The purpose of our study was to explore the relationship of youth who appeared alienated in their leisure to health compromising, or at-risk, behaviors. A survey of 2, 756 youth in 1994 indicated that approximately 9% were bored during leisure and 18% used leisure as a means to get back at society or their parents. Compared to their peers, these alienated youth were more likely to engage in a number of health compromising behaviors including: smoking, heavy use of alcohol, and vomiting on purpose. They were also more likely to be depressed and to have attempted suicide in the past twelve months. Females who were bored generally participated in less leisure activities than their contemporaries while bored males were less likely to go out in the evenings for fun. Participation in organized sports and clubs was also measured. Findings from this study call into question the positive benefits derived from leisure participation for this group of adolescents who appear leisure alienated, and more importantly, raise questions about why leisure alienated youth participate in health compromising behaviors.

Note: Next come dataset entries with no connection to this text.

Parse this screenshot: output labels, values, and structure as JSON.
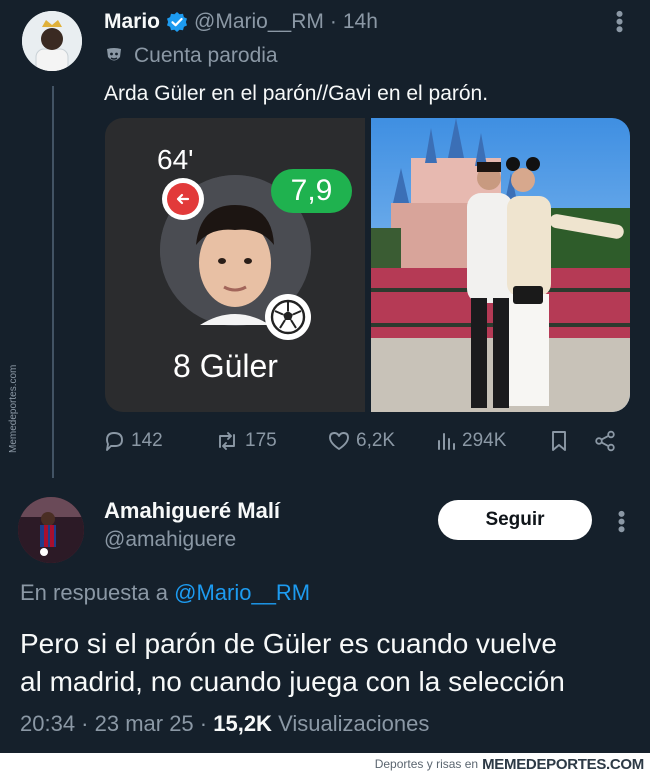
{
  "tweet": {
    "author_name": "Mario",
    "author_handle": "@Mario__RM",
    "dot": "·",
    "time": "14h",
    "parody_label": "Cuenta parodia",
    "text": "Arda Güler en el parón//Gavi en el parón.",
    "media": {
      "minute": "64'",
      "rating": "7,9",
      "player_label": "8 Güler"
    },
    "actions": {
      "replies": "142",
      "retweets": "175",
      "likes": "6,2K",
      "views": "294K"
    }
  },
  "side_watermark": "Memedeportes.com",
  "reply": {
    "author_name": "Amahigueré Malí",
    "author_handle": "@amahiguere",
    "follow_label": "Seguir",
    "reply_to_prefix": "En respuesta a",
    "reply_to_handle": "@Mario__RM",
    "text_line1": "Pero si el parón de Güler es cuando vuelve",
    "text_line2": "al madrid, no cuando juega con la selección",
    "time": "20:34 · 23 mar 25 ·",
    "views_count": "15,2K",
    "views_label": "Visualizaciones"
  },
  "footer": {
    "small": "Deportes y risas en",
    "brand": "MEMEDEPORTES.COM"
  },
  "colors": {
    "background": "#15202b",
    "muted": "#8b98a5",
    "link": "#1d9bf0",
    "verified": "#1d9bf0",
    "rating_green": "#1fb24f",
    "sub_red": "#e23a3a"
  }
}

All Science Journal Classification (ASJC) codes
- Sociology and Political Science